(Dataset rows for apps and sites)
══════════════════════════════

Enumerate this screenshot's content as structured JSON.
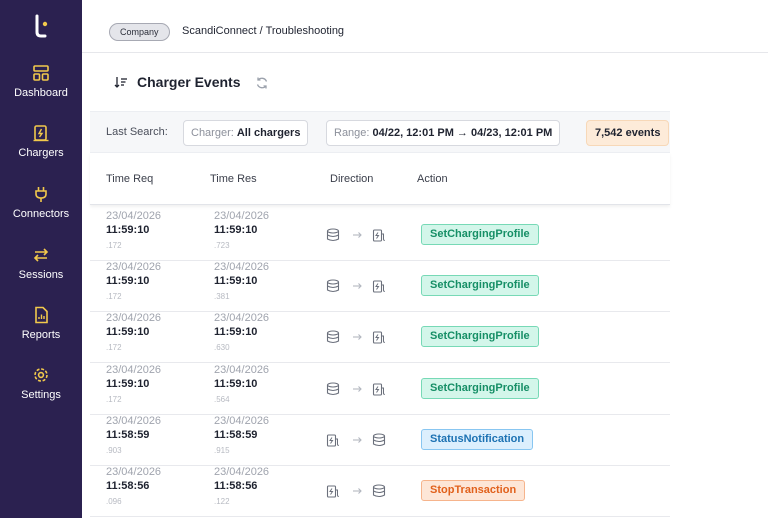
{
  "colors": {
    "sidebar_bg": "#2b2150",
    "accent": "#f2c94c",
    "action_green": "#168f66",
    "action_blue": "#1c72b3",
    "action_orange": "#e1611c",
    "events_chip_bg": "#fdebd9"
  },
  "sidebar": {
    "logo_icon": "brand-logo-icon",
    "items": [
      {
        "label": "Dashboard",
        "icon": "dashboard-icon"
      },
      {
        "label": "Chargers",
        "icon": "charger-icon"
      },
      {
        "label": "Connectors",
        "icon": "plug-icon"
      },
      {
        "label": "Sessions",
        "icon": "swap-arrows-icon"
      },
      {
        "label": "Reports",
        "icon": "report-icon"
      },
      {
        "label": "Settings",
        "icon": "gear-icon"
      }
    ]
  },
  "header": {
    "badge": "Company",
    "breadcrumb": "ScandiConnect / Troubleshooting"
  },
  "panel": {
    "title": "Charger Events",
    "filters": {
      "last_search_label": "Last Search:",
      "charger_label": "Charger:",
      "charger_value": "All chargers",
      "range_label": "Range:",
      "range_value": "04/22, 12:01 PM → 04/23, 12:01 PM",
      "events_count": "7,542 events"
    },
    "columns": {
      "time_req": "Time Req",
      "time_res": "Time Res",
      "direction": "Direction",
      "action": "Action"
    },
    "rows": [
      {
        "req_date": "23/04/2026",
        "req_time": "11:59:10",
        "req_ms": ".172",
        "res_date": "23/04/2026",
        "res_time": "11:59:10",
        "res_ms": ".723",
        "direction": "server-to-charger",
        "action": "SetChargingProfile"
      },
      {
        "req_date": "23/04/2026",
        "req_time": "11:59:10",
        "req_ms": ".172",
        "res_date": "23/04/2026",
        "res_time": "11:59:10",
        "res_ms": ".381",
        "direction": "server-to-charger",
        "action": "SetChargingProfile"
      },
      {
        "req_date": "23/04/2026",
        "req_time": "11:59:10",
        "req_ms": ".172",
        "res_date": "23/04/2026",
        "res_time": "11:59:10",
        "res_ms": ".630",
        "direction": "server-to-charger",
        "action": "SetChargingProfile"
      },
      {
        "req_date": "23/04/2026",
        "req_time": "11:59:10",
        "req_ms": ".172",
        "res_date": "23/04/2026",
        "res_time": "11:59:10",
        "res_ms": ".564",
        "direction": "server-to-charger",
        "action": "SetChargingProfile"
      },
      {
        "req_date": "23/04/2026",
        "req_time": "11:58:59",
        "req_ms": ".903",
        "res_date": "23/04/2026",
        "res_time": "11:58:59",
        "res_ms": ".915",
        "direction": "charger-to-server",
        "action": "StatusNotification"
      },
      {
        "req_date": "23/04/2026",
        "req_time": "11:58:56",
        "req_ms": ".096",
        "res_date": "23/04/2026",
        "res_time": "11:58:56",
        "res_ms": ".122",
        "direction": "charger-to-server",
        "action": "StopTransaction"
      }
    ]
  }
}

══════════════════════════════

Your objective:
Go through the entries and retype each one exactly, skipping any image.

Written answer:
Enumerate this screenshot's content as structured JSON.
{
  "colors": {
    "sidebar_bg": "#2b2150",
    "accent": "#f2c94c",
    "action_green": "#168f66",
    "action_blue": "#1c72b3",
    "action_orange": "#e1611c",
    "events_chip_bg": "#fdebd9"
  },
  "sidebar": {
    "logo_icon": "brand-logo-icon",
    "items": [
      {
        "label": "Dashboard",
        "icon": "dashboard-icon"
      },
      {
        "label": "Chargers",
        "icon": "charger-icon"
      },
      {
        "label": "Connectors",
        "icon": "plug-icon"
      },
      {
        "label": "Sessions",
        "icon": "swap-arrows-icon"
      },
      {
        "label": "Reports",
        "icon": "report-icon"
      },
      {
        "label": "Settings",
        "icon": "gear-icon"
      }
    ]
  },
  "header": {
    "badge": "Company",
    "breadcrumb": "ScandiConnect / Troubleshooting"
  },
  "panel": {
    "title": "Charger Events",
    "filters": {
      "last_search_label": "Last Search:",
      "charger_label": "Charger:",
      "charger_value": "All chargers",
      "range_label": "Range:",
      "range_value": "04/22, 12:01 PM → 04/23, 12:01 PM",
      "events_count": "7,542 events"
    },
    "columns": {
      "time_req": "Time Req",
      "time_res": "Time Res",
      "direction": "Direction",
      "action": "Action"
    },
    "rows": [
      {
        "req_date": "23/04/2026",
        "req_time": "11:59:10",
        "req_ms": ".172",
        "res_date": "23/04/2026",
        "res_time": "11:59:10",
        "res_ms": ".723",
        "direction": "server-to-charger",
        "action": "SetChargingProfile"
      },
      {
        "req_date": "23/04/2026",
        "req_time": "11:59:10",
        "req_ms": ".172",
        "res_date": "23/04/2026",
        "res_time": "11:59:10",
        "res_ms": ".381",
        "direction": "server-to-charger",
        "action": "SetChargingProfile"
      },
      {
        "req_date": "23/04/2026",
        "req_time": "11:59:10",
        "req_ms": ".172",
        "res_date": "23/04/2026",
        "res_time": "11:59:10",
        "res_ms": ".630",
        "direction": "server-to-charger",
        "action": "SetChargingProfile"
      },
      {
        "req_date": "23/04/2026",
        "req_time": "11:59:10",
        "req_ms": ".172",
        "res_date": "23/04/2026",
        "res_time": "11:59:10",
        "res_ms": ".564",
        "direction": "server-to-charger",
        "action": "SetChargingProfile"
      },
      {
        "req_date": "23/04/2026",
        "req_time": "11:58:59",
        "req_ms": ".903",
        "res_date": "23/04/2026",
        "res_time": "11:58:59",
        "res_ms": ".915",
        "direction": "charger-to-server",
        "action": "StatusNotification"
      },
      {
        "req_date": "23/04/2026",
        "req_time": "11:58:56",
        "req_ms": ".096",
        "res_date": "23/04/2026",
        "res_time": "11:58:56",
        "res_ms": ".122",
        "direction": "charger-to-server",
        "action": "StopTransaction"
      }
    ]
  }
}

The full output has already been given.